I don't hate the Star Wars prequels. Indeed, there's a lot about them that I like quite a bit. I like the emphasis on politics, given that the eponymous "wars" don't exist in a vacuum. I like the small throwaway gags, like the V8 in Annakin's skycar in Attack of the Clones. I like their ambition.
A right-thinking prequel-hating Star Wars fan would have no truck with my relationship with Star Wars. It is complicated and in no way abject or adoring. They're fucking movies, after all, and if movies are also a lifestyle, then I'll choose another hill to die on, thank you very much. But that's just me. As with matters of love and sex, it's not my kink but I don't care if it's yours.
That's not to say that Star Wars and I don't have a history. Lordy, lordy, do we! My first encounter with Star Wars was a sold-out showing in 1977. My dad took my brothers and I to the theater intending to see this cultural phenomenon, only to be turned away. We went to see The Deep instead, and the image of Jacqueline Bisset in a wet t-shirt was indelibly etched in my mind, perhaps more so than anything in Star Wars. But I digress. We finally made it into another sold-out showing of Star Wars a week later. I only ever saw it once in the theater. I was too young at the time to be seeing movies on my own and my parents weren't interested in multiple viewings of a movie they'd already paid to see. I was moviegoing on my own by the time Empire came out and I saw it nine times when it was in theaters. It's the only one of the original trilogy I paid to see when the films were re-released in the late 90s. I thought George Lucas's revisions of Empire were mutilations, but of the three, it was the one he fiddled with the least. I hated Jedi. You cannot convince me that the prequels are any worse than Jedi. Still and all, Star Wars is part of movies and movies are my version church. It's not like I wasn't going to go see the new film, in spite of my dislike of J. J. Abrams.

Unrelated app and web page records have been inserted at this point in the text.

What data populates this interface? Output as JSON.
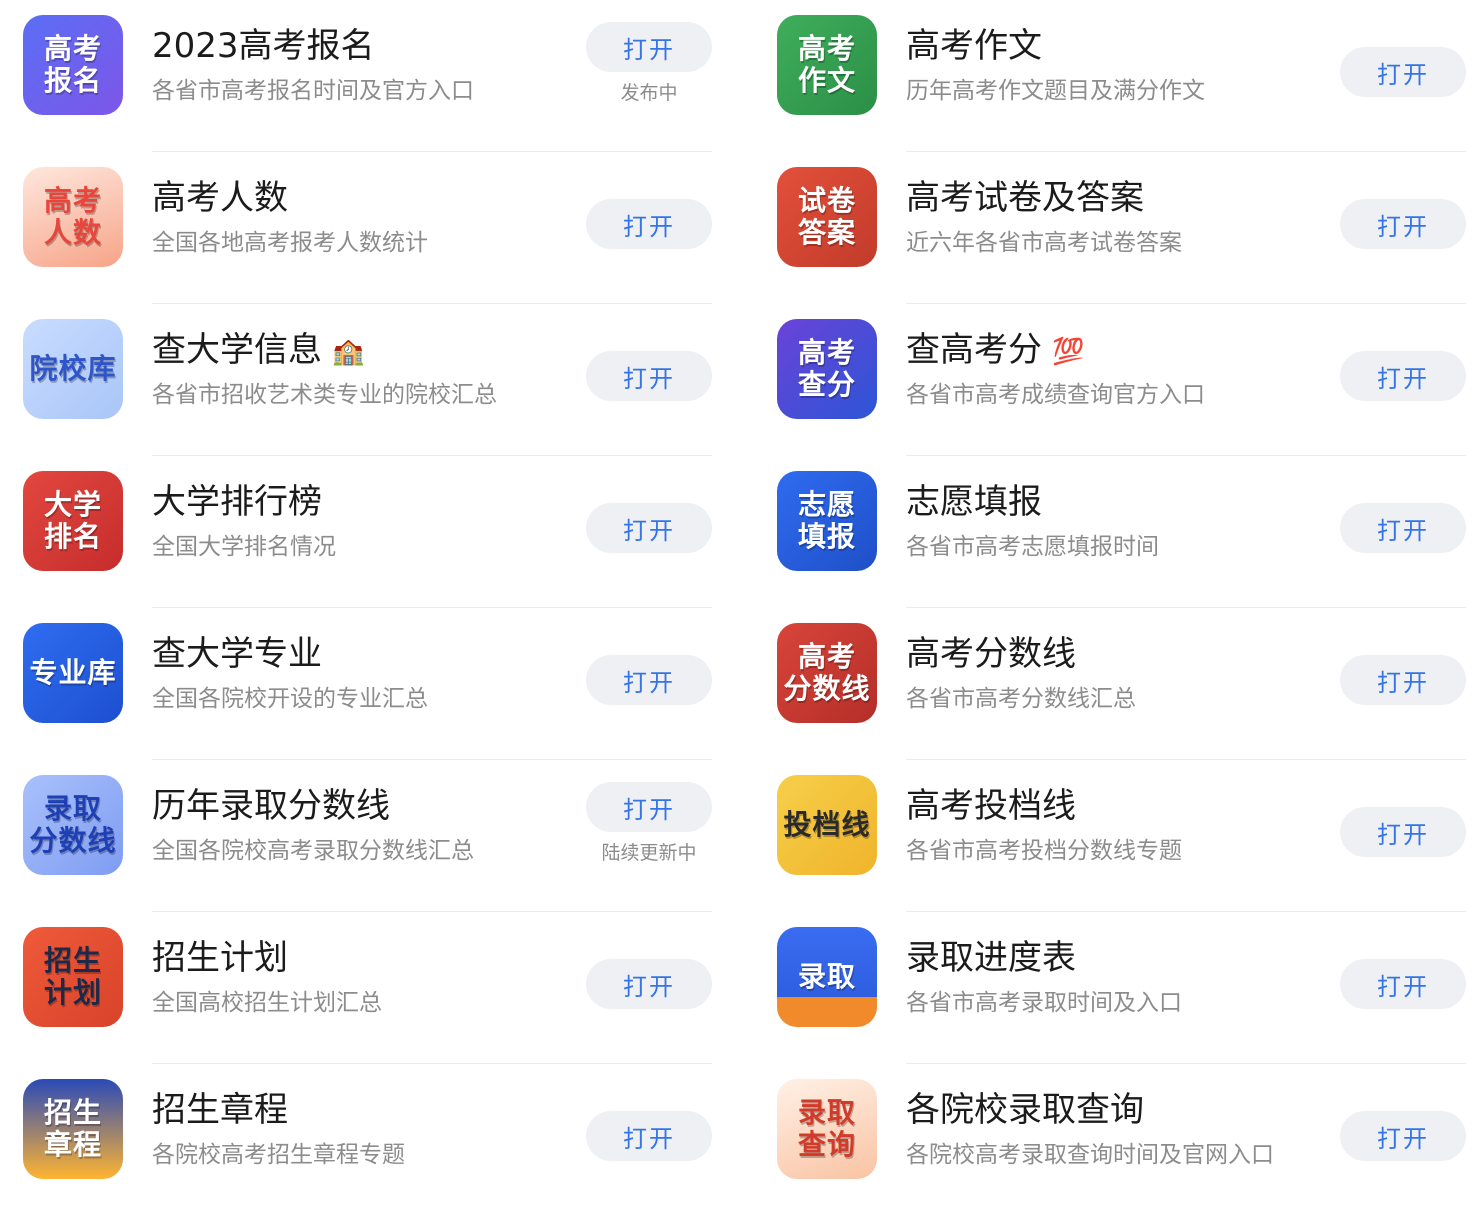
{
  "button_label": "打开",
  "left_column": [
    {
      "icon_name": "gaokao-baoming-app-icon",
      "icon_text": "高考\n报名",
      "icon_bg": "linear-gradient(135deg,#5b6ef5,#7d56e8)",
      "title": "2023高考报名",
      "emoji": "",
      "subtitle": "各省市高考报名时间及官方入口",
      "note": "发布中"
    },
    {
      "icon_name": "gaokao-renshu-app-icon",
      "icon_text": "高考\n人数",
      "icon_bg": "linear-gradient(160deg,#ffe7dd,#f6a488)",
      "icon_text_color": "#e8453c",
      "title": "高考人数",
      "emoji": "",
      "subtitle": "全国各地高考报考人数统计",
      "note": ""
    },
    {
      "icon_name": "yuanxiaoku-app-icon",
      "icon_text": "院校库",
      "icon_bg": "linear-gradient(135deg,#c9dcff,#a9c6f7)",
      "icon_text_color": "#2f55c9",
      "title": "查大学信息",
      "emoji": "🏫",
      "subtitle": "各省市招收艺术类专业的院校汇总",
      "note": ""
    },
    {
      "icon_name": "daxue-paiming-app-icon",
      "icon_text": "大学\n排名",
      "icon_bg": "linear-gradient(135deg,#e2483f,#c62c2c)",
      "title": "大学排行榜",
      "emoji": "",
      "subtitle": "全国大学排名情况",
      "note": ""
    },
    {
      "icon_name": "zhuanyeku-app-icon",
      "icon_text": "专业库",
      "icon_bg": "linear-gradient(135deg,#2f6df0,#1d4fd0)",
      "title": "查大学专业",
      "emoji": "",
      "subtitle": "全国各院校开设的专业汇总",
      "note": ""
    },
    {
      "icon_name": "luqu-fenshuxian-app-icon",
      "icon_text": "录取\n分数线",
      "icon_bg": "linear-gradient(135deg,#a9c1fb,#7f9cf2)",
      "icon_text_color": "#1f3fb5",
      "title": "历年录取分数线",
      "emoji": "",
      "subtitle": "全国各院校高考录取分数线汇总",
      "note": "陆续更新中"
    },
    {
      "icon_name": "zhaosheng-jihua-app-icon",
      "icon_text": "招生\n计划",
      "icon_bg": "linear-gradient(135deg,#ef5a3a,#d8432a)",
      "icon_text_color": "#1b2a4a",
      "title": "招生计划",
      "emoji": "",
      "subtitle": "全国高校招生计划汇总",
      "note": ""
    },
    {
      "icon_name": "zhaosheng-zhangcheng-app-icon",
      "icon_text": "招生\n章程",
      "icon_bg": "linear-gradient(180deg,#2a4ab8,#ffb431)",
      "title": "招生章程",
      "emoji": "",
      "subtitle": "各院校高考招生章程专题",
      "note": ""
    }
  ],
  "right_column": [
    {
      "icon_name": "gaokao-zuowen-app-icon",
      "icon_text": "高考\n作文",
      "icon_bg": "linear-gradient(135deg,#3fae5c,#2b8f46)",
      "title": "高考作文",
      "emoji": "",
      "subtitle": "历年高考作文题目及满分作文",
      "note": ""
    },
    {
      "icon_name": "shijuan-daan-app-icon",
      "icon_text": "试卷\n答案",
      "icon_bg": "linear-gradient(135deg,#e2503a,#c23b2a)",
      "title": "高考试卷及答案",
      "emoji": "",
      "subtitle": "近六年各省市高考试卷答案",
      "note": ""
    },
    {
      "icon_name": "gaokao-chafen-app-icon",
      "icon_text": "高考\n查分",
      "icon_bg": "linear-gradient(135deg,#6b43d8,#2c55d6)",
      "title": "查高考分",
      "emoji": "💯",
      "subtitle": "各省市高考成绩查询官方入口",
      "note": ""
    },
    {
      "icon_name": "zhiyuan-tianbao-app-icon",
      "icon_text": "志愿\n填报",
      "icon_bg": "linear-gradient(135deg,#2f6cf0,#1f4fc8)",
      "title": "志愿填报",
      "emoji": "",
      "subtitle": "各省市高考志愿填报时间",
      "note": ""
    },
    {
      "icon_name": "gaokao-fenshuxian-app-icon",
      "icon_text": "高考\n分数线",
      "icon_bg": "linear-gradient(135deg,#d8453a,#b42e28)",
      "title": "高考分数线",
      "emoji": "",
      "subtitle": "各省市高考分数线汇总",
      "note": ""
    },
    {
      "icon_name": "toudangxian-app-icon",
      "icon_text": "投档线",
      "icon_bg": "linear-gradient(135deg,#f7cf4a,#efb42b)",
      "icon_text_color": "#2a2a2a",
      "title": "高考投档线",
      "emoji": "",
      "subtitle": "各省市高考投档分数线专题",
      "note": ""
    },
    {
      "icon_name": "luqu-jindu-app-icon",
      "icon_text": "录取",
      "icon_bg": "linear-gradient(180deg,#3a6cf2,#2f5fe0 70%,#f08a2a 70%)",
      "title": "录取进度表",
      "emoji": "",
      "subtitle": "各省市高考录取时间及入口",
      "note": ""
    },
    {
      "icon_name": "luqu-chaxun-app-icon",
      "icon_text": "录取\n查询",
      "icon_bg": "linear-gradient(160deg,#fff1e6,#f9c3a3)",
      "icon_text_color": "#d23a2a",
      "title": "各院校录取查询",
      "emoji": "",
      "subtitle": "各院校高考录取查询时间及官网入口",
      "note": ""
    }
  ]
}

Our showing did not get off to a good start. There were twenty minutes of previews. Twenty minutes! And all of them were for fantasy action/adventure films like the new Captain America film, the new X-Men film, the belated Independence Day sequel, something called The Fifth Wave which looks like an teen version of Independence Day, and--god help me--Gods of Egypt and Warcraft. The only preview that held any charm was Legendary Beasts and Where To Find Them, which was not suffused with apocalyptic unease or ever-escalating stakes. This is the legacy of Star Wars: a cinematic landscape where every tentpole movie is some variety of fantasy film. It's a mark of how relentless this influence is that it's burned me out. I cut my teeth on horror movies and Ray Harryhausen, back when good cinematic fantasias were as rare as the teeth of the hydra. I used to love them. Now, they're so ubiquitous that they're just noise. Just so you know where my prejudices lie.

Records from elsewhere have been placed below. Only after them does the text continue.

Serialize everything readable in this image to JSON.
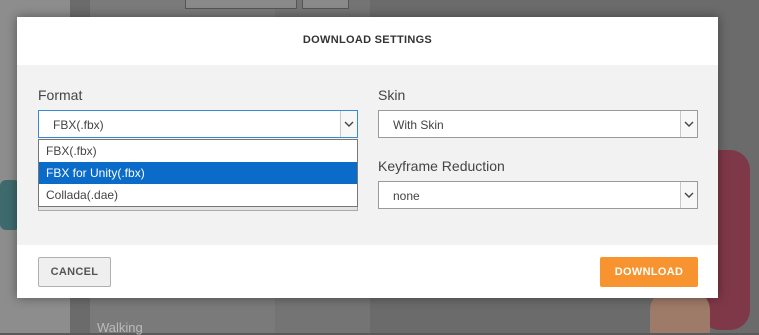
{
  "dialog": {
    "title": "DOWNLOAD SETTINGS",
    "format": {
      "label": "Format",
      "value": "FBX(.fbx)",
      "options": [
        "FBX(.fbx)",
        "FBX for Unity(.fbx)",
        "Collada(.dae)"
      ],
      "highlighted": "FBX for Unity(.fbx)"
    },
    "skin": {
      "label": "Skin",
      "value": "With Skin"
    },
    "keyframe": {
      "label": "Keyframe Reduction",
      "value": "none"
    },
    "cancel_label": "CANCEL",
    "download_label": "DOWNLOAD"
  },
  "background": {
    "walking_label": "Walking"
  },
  "colors": {
    "accent": "#f7942f",
    "selection": "#0a6bc9"
  }
}
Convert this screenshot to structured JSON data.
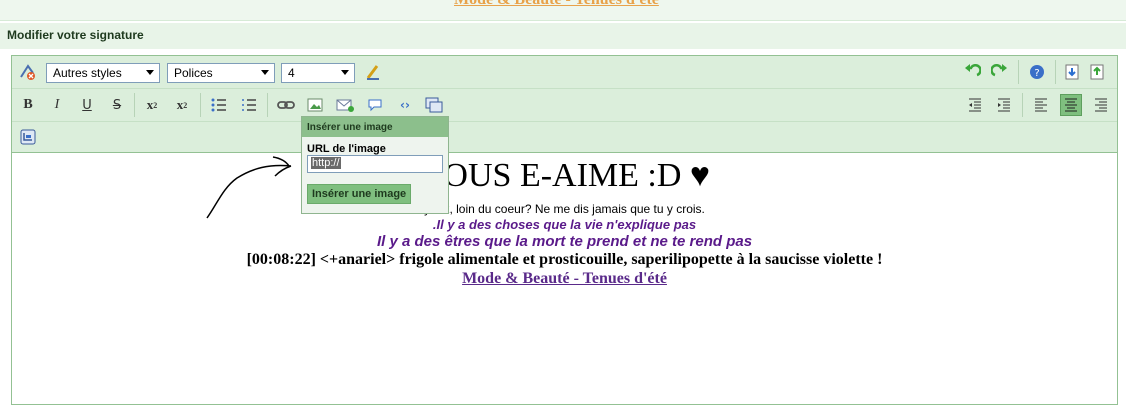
{
  "top_link": "Mode & Beauté - Tenues d'été",
  "section_title": "Modifier votre signature",
  "toolbar": {
    "styles_select": "Autres styles",
    "fonts_select": "Polices",
    "size_select": "4",
    "bold": "B",
    "italic": "I",
    "underline": "U",
    "strike": "S"
  },
  "popup": {
    "title": "Insérer une image",
    "url_label": "URL de l'image",
    "url_value": "http://",
    "insert_button": "Insérer une image"
  },
  "content": {
    "title": "VOUS E-AIME :D ♥",
    "line2": "yeux, loin du coeur? Ne me dis jamais que tu y crois.",
    "line3": ".Il y a des choses que la vie n'explique pas",
    "line4": "Il y a des êtres que la mort te prend et ne te rend pas",
    "line5": "[00:08:22] <+anariel> frigole alimentale et prosticouille, saperilipopette à la saucisse violette !",
    "line6": "Mode & Beauté - Tenues d'été"
  }
}
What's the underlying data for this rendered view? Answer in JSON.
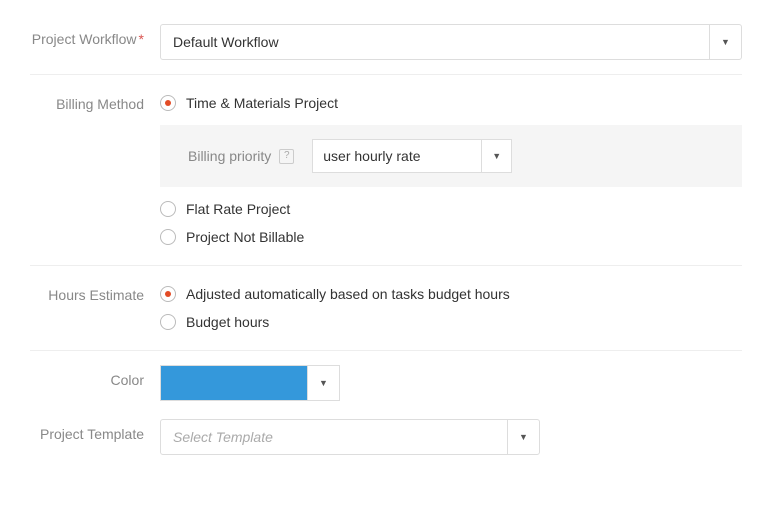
{
  "workflow": {
    "label": "Project Workflow",
    "required_marker": "*",
    "value": "Default Workflow"
  },
  "billing": {
    "label": "Billing Method",
    "options": {
      "time_materials": "Time & Materials Project",
      "flat_rate": "Flat Rate Project",
      "not_billable": "Project Not Billable"
    },
    "priority": {
      "label": "Billing priority",
      "help": "?",
      "value": "user hourly rate"
    }
  },
  "hours": {
    "label": "Hours Estimate",
    "options": {
      "auto": "Adjusted automatically based on tasks budget hours",
      "budget": "Budget hours"
    }
  },
  "color": {
    "label": "Color",
    "value": "#3498db"
  },
  "template": {
    "label": "Project Template",
    "placeholder": "Select Template"
  },
  "caret": "▼"
}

The Gods of Egypt trailer is useful, though. A few weeks ago, the filmmakers on that project made a public apology for the whiteness of their film. If cultural mores continue to shift, there's a fair possibility that Gods of Egypt will be among the last artifacts of our culture's default setting of "straight white male." So let me start with praise for Star Wars: The Force Awakens (2015, directed by J. J. Abrams). Set apposite Gods of Egypt, it's radically new. It's radically forward-looking. Its diversity is refreshing. Its diversity is organic. Its diversity, positioned as an integral part of such a cultural white elephant (if you'll pardon the pun), is significant. At no point in the film was I jolted out of the narrative because the protagonist was a black man and because I am not a black man. At no point was I jolted out of the narrative because its other protagonist is a white woman, even though, as a white woman, I'm not used to seeing myself represented in big action tentpoles. Hell, the only time I really lost my identification with the film was when it focused on the legacy characters: Leia, Han Solo. Han Solo. Old white dude. I felt like the filmmakers included the older characters out of a sense of validation, as if to distance themselves from the prequels by importing elements that tell the audience that, yes, this is the genuine article. Only Luke Skywalker himself--positioned like Harry Lime as a presence often mentioned but never seen and also as the film's Maguffin--seems organic to the narrative. Significantly, he has about a minute of actual screen time. The parts of the film that focused on these characters rather than Finn (the black conscientious objecting stormtrooper) and Rey (the scavenger turned chosen one force warrior) struck me as a facile forgery.
Note: here there be spoylers.